Yesterday we saw the first Financial Policy Committee Report from the Bank of England, as the new regulator of banks awaiting full hand over from the FSA.
Their first instruction to the FSA is:
“The Committee advises the FSA to ensure that improved disclosure of sovereign and banking sector exposures by major UK banks becomes a permanent part of their reporting framework”
The explanation for this requirement is
“Sovereign and banking strains are the most material and immediate threat. Market concerns remain over fiscal positions in a number of Euro area countries and the potential for contagion to banking systems. Any associated disruption to bank funding markets could spill over the UK banks”
If you read on into the Report one of their charts tells us the horror story. It shows that markets think there is an 80% probability of Greek government debt default within the next five years, a 50% chance of a Portuguese government debt default, and a 45% probability of an Irish default. The Bank rightly points out that the amount of dangerous government debt owned by the main UK banks is under good control. Their implied conclusion is UK banks will be fine even if there is a default of one or two of the smaller Euro governments. The only danger is a third round effect, if there is a drying up of wholesale finance to continental banks who lose more on dodgy sovereigns, which in turn could start to disrupt wholesale funding to banks in general.

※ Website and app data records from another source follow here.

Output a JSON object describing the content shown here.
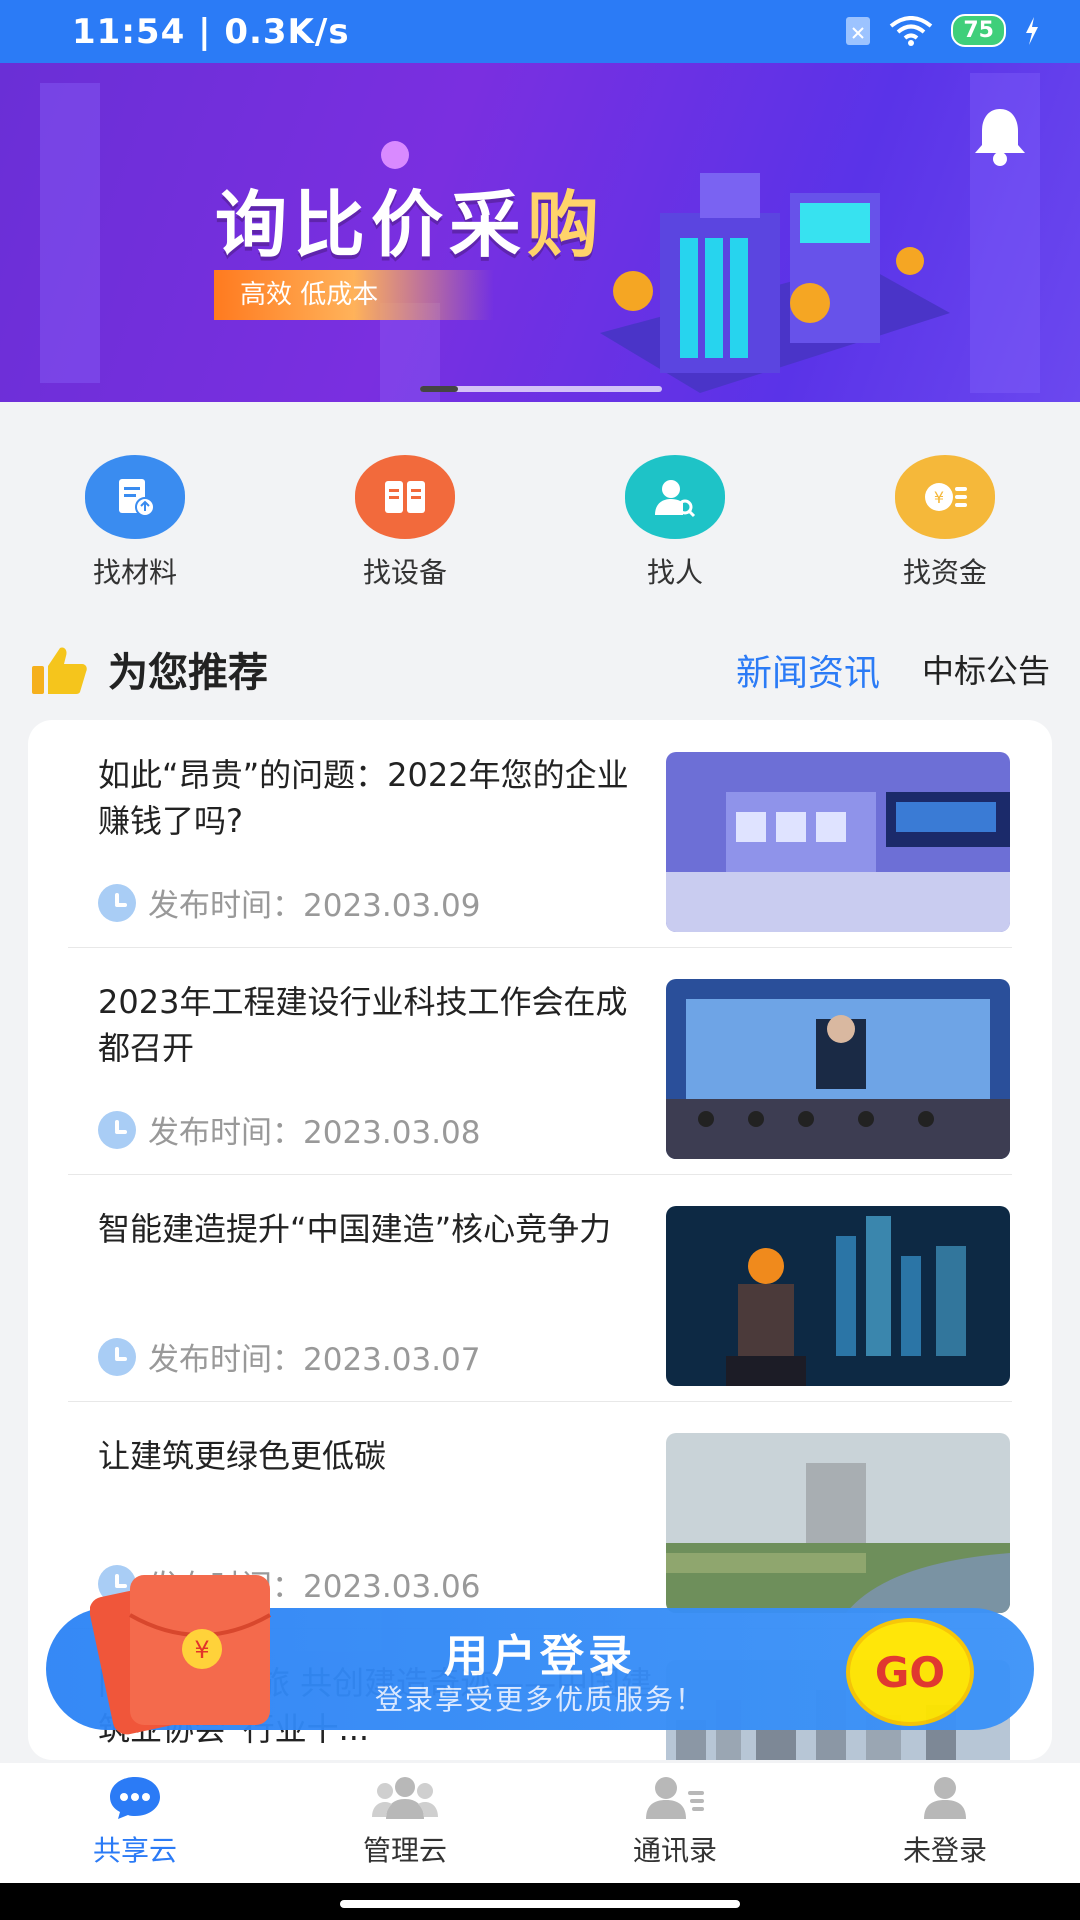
{
  "status_bar": {
    "time_speed": "11:54 | 0.3K/s",
    "battery": "75"
  },
  "banner": {
    "title_part1": "询比价采",
    "title_part2": "购",
    "subtitle": "高效  低成本"
  },
  "quick_links": [
    {
      "label": "找材料",
      "color": "#3a8cf0"
    },
    {
      "label": "找设备",
      "color": "#f26a3c"
    },
    {
      "label": "找人",
      "color": "#1ec3c7"
    },
    {
      "label": "找资金",
      "color": "#f5b83a"
    }
  ],
  "section": {
    "title": "为您推荐",
    "tab_news": "新闻资讯",
    "tab_notice": "中标公告"
  },
  "news": [
    {
      "title": "如此“昂贵”的问题：2022年您的企业赚钱了吗?",
      "meta": "发布时间：2023.03.09"
    },
    {
      "title": "2023年工程建设行业科技工作会在成都召开",
      "meta": "发布时间：2023.03.08"
    },
    {
      "title": "智能建造提升“中国建造”核心竞争力",
      "meta": "发布时间：2023.03.07"
    },
    {
      "title": "让建筑更绿色更低碳",
      "meta": "发布时间：2023.03.06"
    },
    {
      "title": "同赴创新之旅 共创建造奇迹——中国建筑业协会“行业十...",
      "meta": ""
    }
  ],
  "login_banner": {
    "title": "用户登录",
    "subtitle": "登录享受更多优质服务！",
    "go": "GO",
    "envelope_symbol": "¥"
  },
  "bottom_nav": [
    {
      "label": "共享云",
      "icon": "chat-bubble-icon",
      "active": true
    },
    {
      "label": "管理云",
      "icon": "group-icon",
      "active": false
    },
    {
      "label": "通讯录",
      "icon": "contacts-icon",
      "active": false
    },
    {
      "label": "未登录",
      "icon": "person-icon",
      "active": false
    }
  ]
}
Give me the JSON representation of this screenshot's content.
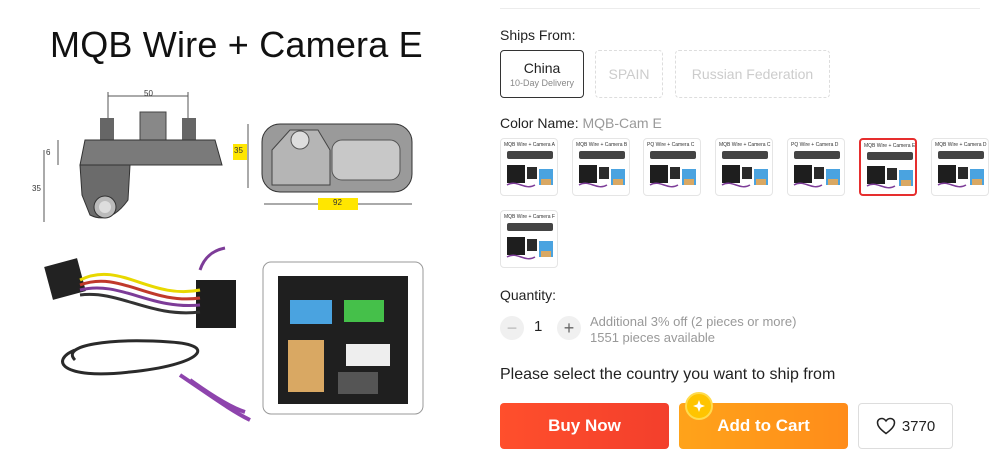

However, they also say that “since 2008 major UK banks have increased their holdings of global government debt securities from 5.9% to 9.6% of total assets. ” They rightly warn that government bond yields, currently very low in advanced country markets, “could..be susceptible to a reversion towards more typical levels”. This means that there is a risk of capital losses on government bonds even where those bonds are in no danger of default. It is true they can be held to repayment in which case the bank gets all its money back.
The bottom line is the UK is not badly exposed to the Euro crisis. The biggest risk would come if the UK government lent lots of money to troubled countries which it subsequently lost.It is reassuring that Mr Cameron has kept us out of the second as well as the first Greek rescue package, as the UK state cannot afford losses on Euro bail outs. Now the Uk government needs to tell the IMF to be careful with our money as well.